Loved the piece about St. Barbe Baker! In the early '30s, he stopped by our house in Dublin, N.H., to see my dad, a forester, and wanted to see what he was up to. It was a Sunday, and he took him over to a woods that needed tbinning. Dad had no money to hire someone to do it, but he'd found a fellow in a nearby town who had no money to buy firewood. So Dad marked the trees to cut and, on this day the fellow was out there, snow all over the ground. His ten-year-old son was helping him haul and stack the wood by his truck; his wife was warming soup etc., over a little fire, with the baby in a basket nearby all of them thoroughly enjoying a day's outing. St. Barbe was absolutely fascinated. He went on to Washington, D.C., and later wrote Dad that he'd told Roosevelt about it and ultimately the Civilian Conservation Corps was the direct result!
Betsy Dana Portland, Oregon
Our Nonviolence Resource Centre is now functioning (General Delivery, Argenta, B.C., VOG iBO) to address conflicts over environmental and peace issues. We can mail videos and literature throughout Canada. Please tell us about situations where our resources are needed, and tell people who need our resources about us. We also want help in identifying videos and literature produced by organizations in your area. We are looking especially for videos on nonviolent environmental campaigns, on women's issues, and on individual responses to conflict. Phone me at 604/366-4307.
Jack Ross Argenta, B.C.
In East Berlin recently I asked members of the New Forum how they had begun the nonviolent mass demonstrations that eventually brought down their government. "We got fed-up," Uschka Thierfelder explained, "when Honecker went to show off to Ceaucescu in Romania after the clearly falsified election last May in our country. Also, Gorbachev halped make us lose fear of attempting the change. We started as small groups, church groups, or just those who wanted to stop the goyernment's corruption." From many small beginnings, they then started to reach out to others. The result was large and significant.

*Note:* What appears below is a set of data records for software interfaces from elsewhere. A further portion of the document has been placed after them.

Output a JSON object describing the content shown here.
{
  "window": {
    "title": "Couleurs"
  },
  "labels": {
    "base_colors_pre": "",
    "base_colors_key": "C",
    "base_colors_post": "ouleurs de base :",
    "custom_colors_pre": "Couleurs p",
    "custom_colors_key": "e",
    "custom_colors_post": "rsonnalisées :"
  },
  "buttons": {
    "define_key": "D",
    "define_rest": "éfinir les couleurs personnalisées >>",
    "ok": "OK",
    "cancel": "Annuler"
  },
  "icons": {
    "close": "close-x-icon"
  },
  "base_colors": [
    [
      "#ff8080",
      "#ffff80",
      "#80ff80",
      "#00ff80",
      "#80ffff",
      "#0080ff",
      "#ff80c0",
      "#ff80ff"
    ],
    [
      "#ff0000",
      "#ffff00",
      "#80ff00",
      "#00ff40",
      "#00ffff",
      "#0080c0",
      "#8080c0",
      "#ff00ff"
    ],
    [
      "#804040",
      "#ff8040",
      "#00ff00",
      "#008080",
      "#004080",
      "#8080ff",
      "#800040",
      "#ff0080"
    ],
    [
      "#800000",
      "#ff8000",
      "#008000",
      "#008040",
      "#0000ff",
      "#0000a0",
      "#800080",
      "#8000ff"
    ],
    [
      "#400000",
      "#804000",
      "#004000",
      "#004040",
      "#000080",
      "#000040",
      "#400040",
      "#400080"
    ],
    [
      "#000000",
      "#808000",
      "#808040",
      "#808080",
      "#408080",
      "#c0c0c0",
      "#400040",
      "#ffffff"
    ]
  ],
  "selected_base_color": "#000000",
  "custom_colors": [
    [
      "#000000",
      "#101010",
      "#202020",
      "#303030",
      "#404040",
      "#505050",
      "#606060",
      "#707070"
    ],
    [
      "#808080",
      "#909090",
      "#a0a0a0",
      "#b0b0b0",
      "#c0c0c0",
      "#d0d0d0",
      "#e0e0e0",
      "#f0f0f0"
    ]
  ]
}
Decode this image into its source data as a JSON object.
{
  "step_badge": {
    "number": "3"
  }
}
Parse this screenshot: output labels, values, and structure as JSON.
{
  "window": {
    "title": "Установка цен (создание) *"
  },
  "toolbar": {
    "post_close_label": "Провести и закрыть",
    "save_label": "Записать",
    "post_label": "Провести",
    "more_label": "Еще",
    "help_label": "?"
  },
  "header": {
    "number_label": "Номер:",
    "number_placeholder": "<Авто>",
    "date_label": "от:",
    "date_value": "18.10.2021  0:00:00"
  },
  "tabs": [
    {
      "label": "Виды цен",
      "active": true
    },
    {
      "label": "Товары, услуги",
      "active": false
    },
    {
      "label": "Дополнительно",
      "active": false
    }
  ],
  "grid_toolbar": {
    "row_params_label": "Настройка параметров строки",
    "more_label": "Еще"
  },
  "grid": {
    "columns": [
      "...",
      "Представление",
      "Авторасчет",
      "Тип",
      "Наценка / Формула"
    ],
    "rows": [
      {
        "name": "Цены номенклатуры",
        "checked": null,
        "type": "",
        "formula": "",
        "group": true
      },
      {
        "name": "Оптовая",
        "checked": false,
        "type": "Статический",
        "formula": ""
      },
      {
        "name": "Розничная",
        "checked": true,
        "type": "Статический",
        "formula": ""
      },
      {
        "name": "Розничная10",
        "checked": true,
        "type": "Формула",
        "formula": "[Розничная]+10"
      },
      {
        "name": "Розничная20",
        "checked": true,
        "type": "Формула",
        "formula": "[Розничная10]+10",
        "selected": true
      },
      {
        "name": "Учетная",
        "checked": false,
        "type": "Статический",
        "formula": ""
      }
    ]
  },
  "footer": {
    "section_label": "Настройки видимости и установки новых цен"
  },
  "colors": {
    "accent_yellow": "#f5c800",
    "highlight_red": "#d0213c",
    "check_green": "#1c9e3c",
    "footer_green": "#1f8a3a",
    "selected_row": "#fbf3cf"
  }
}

The primary poster of the New Forum shows a small, circular table with six chairs around it, as it would be after a small meeting. All that is written on the poster is "Forum." As a North American, used to fancy, colorful and loud messages, I found it a bit drab. But the beautiful simplicity of its message became clear in terms of my earlier discussions with the New Forum members: that big things start here, in forums simple and small.
This can be an example for all of us involved in small, grassroots organizing for peace.
Karl Henriques, Downsview, Ont.
The U.S. is building a facility on Back Island in Alaska, 90 km from the Canadal U.S. border, to measure the acoustic signature of the Trident ballistic-missile submarine and the Seawolf nuclear attack submarine and predict their vulnerability to detection. It is scheduled to be operational by 1991.
The most likely route for submarine access to this testing facility is through Dixon Entrance, south of a line 54 degrees, 40 minutes north, which is Canadian water. Like the Trident, the Seawolf (which is coming on line in 1990) will be nuclear-powered and will double the current nuclear weapons capacity of the Los Angeles-class attack submarine. The health and security of thousands of Canadians living in this region, the rich natural environment of the area, and the sovereignty of Canadian waters are all at risk if this facility is completed. The project contributes to the proliferation and modernization of nuclear arms.
Islands Global Peace Initiative (a peace group whose members live on the Queen Charlotte Islands) welcomes inquiries and suggestions for actions against the facility. Please call 559-8801 or write to Box 661, Queen Charlotte, B.C. VOT 1S0.
Ruth Schofield, Queen Charlotte, B.C.